Concerning “marketer”, the term “marketeer” is the commoner form (certainly in the BE sphere of UK, India, Oz, etc.) and the only form (in those places) in certain collocations and compounds, such as free-marketeer, black-marketeer, to such an extent that marketer would sound peculiar there, to say the least.
“Merchant marine” does not collocate. The natural collocations would be “merchant navy” and “mercantile marine” (again speaking about the BE/Commonwealth English sphere).
Mart as a verb is certainly something I have never encountered in standard Englishes (American and British). How would it be used? Their company is effective at marting their goods?
It would be interesting to hear how the mark/merc stem made its way from Latin to (proto)Germanic. I am in fact often puzzled by this matter of early connections between germanic and romance families, given the absence of substantial interaction between Germanic and Roman regions before the fall of Rome.
@Petra: Maybe this is an SAE vs. British issue. Marketer is the word commonly used in American English for someone whose job it is to market something. In that sense, market is usually a fancy verb meaning “sell.” A telemarketer, in particular, is the uniquely annoying variety who telemarket via the telephone. Freemarketeer is also used, meaning someone who supports the concept of free markets. Similarly, the United States Merchant Marine is the official name for the portion of the US commercial shipping fleet that comes under the auspices of the authority of the same name. The US Merchant Marine Academy is in King’s Point, New York (I’m filling in for DAW.) As for the, I’s vs. E’s ‘ceptin’ in the cases of “… fairly obscure masculine-dative and feminine-ablative inflections of certain 3rd declension [Latin] nouns,” my eyebrow most certainly rises, though I have absolutely no idea why; maybe just fear.

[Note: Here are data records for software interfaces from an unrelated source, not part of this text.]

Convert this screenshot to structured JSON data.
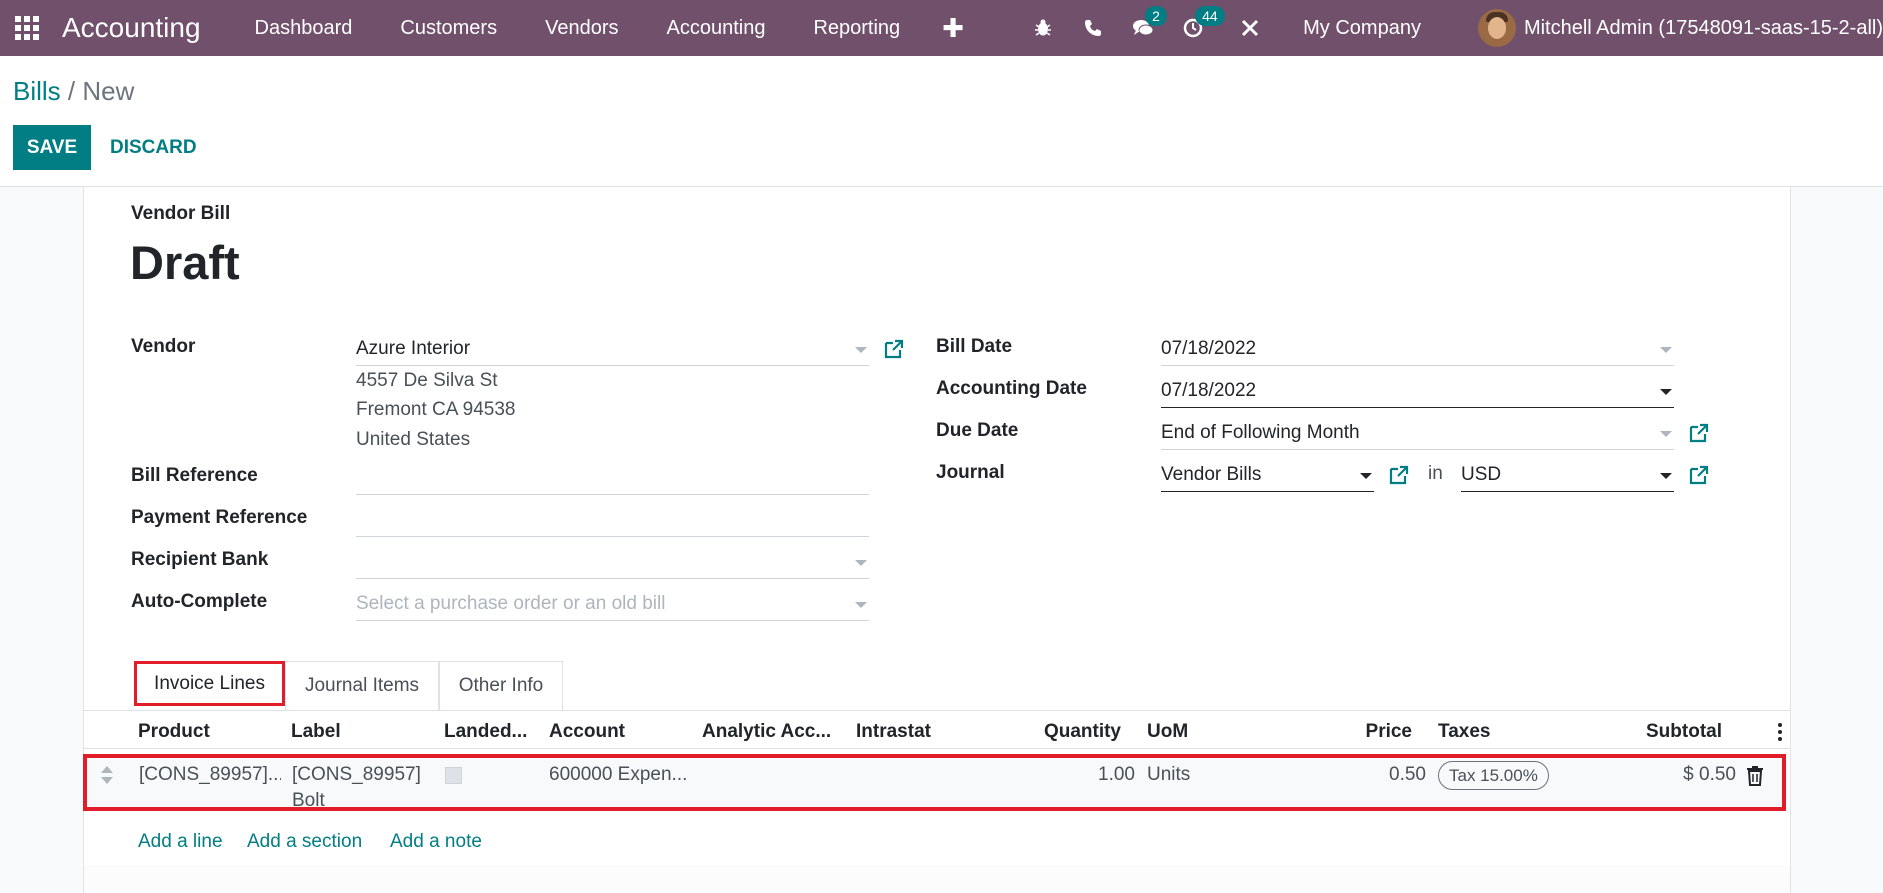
{
  "navbar": {
    "app_name": "Accounting",
    "menu": [
      "Dashboard",
      "Customers",
      "Vendors",
      "Accounting",
      "Reporting"
    ],
    "plus": "✚",
    "messages_count": "2",
    "activities_count": "44",
    "company": "My Company",
    "user": "Mitchell Admin (17548091-saas-15-2-all)",
    "color": "#71506b"
  },
  "breadcrumb": {
    "parent": "Bills",
    "separator": "/",
    "current": "New"
  },
  "buttons": {
    "save": "SAVE",
    "discard": "DISCARD"
  },
  "document": {
    "type": "Vendor Bill",
    "status": "Draft"
  },
  "left_fields": {
    "vendor_label": "Vendor",
    "vendor_value": "Azure Interior",
    "address": [
      "4557 De Silva St",
      "Fremont CA 94538",
      "United States"
    ],
    "bill_reference_label": "Bill Reference",
    "bill_reference_value": "",
    "payment_reference_label": "Payment Reference",
    "payment_reference_value": "",
    "recipient_bank_label": "Recipient Bank",
    "recipient_bank_value": "",
    "auto_complete_label": "Auto-Complete",
    "auto_complete_placeholder": "Select a purchase order or an old bill"
  },
  "right_fields": {
    "bill_date_label": "Bill Date",
    "bill_date_value": "07/18/2022",
    "accounting_date_label": "Accounting Date",
    "accounting_date_value": "07/18/2022",
    "due_date_label": "Due Date",
    "due_date_value": "End of Following Month",
    "journal_label": "Journal",
    "journal_value": "Vendor Bills",
    "in_text": "in",
    "currency_value": "USD"
  },
  "tabs": [
    "Invoice Lines",
    "Journal Items",
    "Other Info"
  ],
  "table": {
    "headers": {
      "product": "Product",
      "label": "Label",
      "landed": "Landed...",
      "account": "Account",
      "analytic": "Analytic Acc...",
      "intrastat": "Intrastat",
      "quantity": "Quantity",
      "uom": "UoM",
      "price": "Price",
      "taxes": "Taxes",
      "subtotal": "Subtotal"
    },
    "row": {
      "product": "[CONS_89957]...",
      "label_line1": "[CONS_89957]",
      "label_line2": "Bolt",
      "account": "600000 Expen...",
      "analytic": "",
      "intrastat": "",
      "quantity": "1.00",
      "uom": "Units",
      "price": "0.50",
      "tax": "Tax 15.00%",
      "subtotal": "$ 0.50"
    },
    "add_links": [
      "Add a line",
      "Add a section",
      "Add a note"
    ]
  },
  "colors": {
    "primary": "#017e84",
    "highlight": "#e11d2a"
  }
}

Can we get a “like” button? Venqax is a funny, funny person.
The terms “merchantman” and “merchantmen” are by no means as antiquated as has been written above. In the writings about World War I and World War II, there are discussions about how many Allied & neutral “merchantmen” were torpedoed/sunk by German U-boats; and also how many Japanese merchantmen were sunk by U.S. Navy and Dutch submarines (based in Australia), and also by Allied air attacks.
Back then, serving in the Merchant Marines of the U.S., Canada, the U.K., Norway, France, Italy, Japan, etc., was quite hazardous duty in the Atlantic, the Pacific, the Mediterranean Sea, and even in the Arctic Ocean on their way to Russia.

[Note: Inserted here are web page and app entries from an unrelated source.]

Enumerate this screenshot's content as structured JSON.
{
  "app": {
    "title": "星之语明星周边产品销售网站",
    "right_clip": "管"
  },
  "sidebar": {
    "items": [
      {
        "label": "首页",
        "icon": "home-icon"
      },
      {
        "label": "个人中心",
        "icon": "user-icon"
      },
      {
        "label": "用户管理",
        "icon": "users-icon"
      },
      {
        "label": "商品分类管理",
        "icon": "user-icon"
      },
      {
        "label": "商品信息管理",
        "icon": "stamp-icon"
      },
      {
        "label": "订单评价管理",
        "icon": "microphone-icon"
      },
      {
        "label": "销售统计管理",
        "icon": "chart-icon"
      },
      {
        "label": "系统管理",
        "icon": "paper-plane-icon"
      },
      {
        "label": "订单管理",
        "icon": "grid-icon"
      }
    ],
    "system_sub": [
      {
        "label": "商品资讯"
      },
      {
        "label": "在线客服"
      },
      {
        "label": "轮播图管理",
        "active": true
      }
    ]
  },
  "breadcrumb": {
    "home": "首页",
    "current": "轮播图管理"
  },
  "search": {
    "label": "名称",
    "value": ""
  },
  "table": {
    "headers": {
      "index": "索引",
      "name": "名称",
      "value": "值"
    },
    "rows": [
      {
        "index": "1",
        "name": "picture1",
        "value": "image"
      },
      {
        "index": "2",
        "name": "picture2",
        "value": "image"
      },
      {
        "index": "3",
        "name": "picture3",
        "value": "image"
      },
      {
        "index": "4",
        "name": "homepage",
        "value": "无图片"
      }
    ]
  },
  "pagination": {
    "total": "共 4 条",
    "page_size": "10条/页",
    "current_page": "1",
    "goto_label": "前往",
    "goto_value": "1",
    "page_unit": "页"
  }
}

There is another use of the word “trade” as a noun — that is somewhat obscure to many people. It is explained best by examples:
“What is your trade?” could be answered by, brickmason, carpenter, cook, draftsman, farmer, grocer, housekeeper, librarian, mechanic, nurse, policeman, ropemaker, sailor, secretary, soldier, teacher, undertaker, writer, X-ray technician, yeoman, zookeeper…

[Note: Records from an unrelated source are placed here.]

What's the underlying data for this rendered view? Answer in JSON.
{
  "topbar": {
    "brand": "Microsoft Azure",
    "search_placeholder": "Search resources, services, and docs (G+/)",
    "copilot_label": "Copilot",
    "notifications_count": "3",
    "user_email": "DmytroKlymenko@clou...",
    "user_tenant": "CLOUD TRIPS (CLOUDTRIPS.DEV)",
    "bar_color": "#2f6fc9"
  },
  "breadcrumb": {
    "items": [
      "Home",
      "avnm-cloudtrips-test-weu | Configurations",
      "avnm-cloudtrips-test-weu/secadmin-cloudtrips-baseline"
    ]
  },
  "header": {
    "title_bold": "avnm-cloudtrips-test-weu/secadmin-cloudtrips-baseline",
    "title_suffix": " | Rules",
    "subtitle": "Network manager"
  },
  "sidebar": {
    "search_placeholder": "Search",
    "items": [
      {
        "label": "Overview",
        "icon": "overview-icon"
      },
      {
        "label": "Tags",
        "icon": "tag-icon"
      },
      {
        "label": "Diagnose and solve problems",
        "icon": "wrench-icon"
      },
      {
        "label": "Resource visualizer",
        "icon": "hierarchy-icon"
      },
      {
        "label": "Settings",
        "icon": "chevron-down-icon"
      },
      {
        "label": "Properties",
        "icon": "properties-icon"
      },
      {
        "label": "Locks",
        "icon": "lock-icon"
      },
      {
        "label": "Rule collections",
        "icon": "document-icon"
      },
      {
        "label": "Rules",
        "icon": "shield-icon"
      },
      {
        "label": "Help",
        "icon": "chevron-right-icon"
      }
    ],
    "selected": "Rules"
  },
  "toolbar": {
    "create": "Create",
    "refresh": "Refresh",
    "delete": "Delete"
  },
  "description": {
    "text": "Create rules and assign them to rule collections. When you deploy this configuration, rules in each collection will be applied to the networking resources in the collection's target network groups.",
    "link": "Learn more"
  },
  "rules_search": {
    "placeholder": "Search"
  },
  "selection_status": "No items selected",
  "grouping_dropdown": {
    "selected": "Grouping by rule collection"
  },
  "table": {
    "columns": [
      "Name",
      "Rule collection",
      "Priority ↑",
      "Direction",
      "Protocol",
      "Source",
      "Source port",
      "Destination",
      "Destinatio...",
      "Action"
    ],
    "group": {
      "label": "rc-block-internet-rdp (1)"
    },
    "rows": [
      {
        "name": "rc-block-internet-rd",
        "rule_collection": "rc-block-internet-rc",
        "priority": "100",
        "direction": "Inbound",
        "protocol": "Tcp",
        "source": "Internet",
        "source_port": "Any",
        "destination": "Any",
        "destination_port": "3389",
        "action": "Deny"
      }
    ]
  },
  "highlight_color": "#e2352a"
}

You could even be the “Yeoman of all the Bowmen”, as in “The 500 Hats of Bartholomew Cubbins” by Dr. Seuss.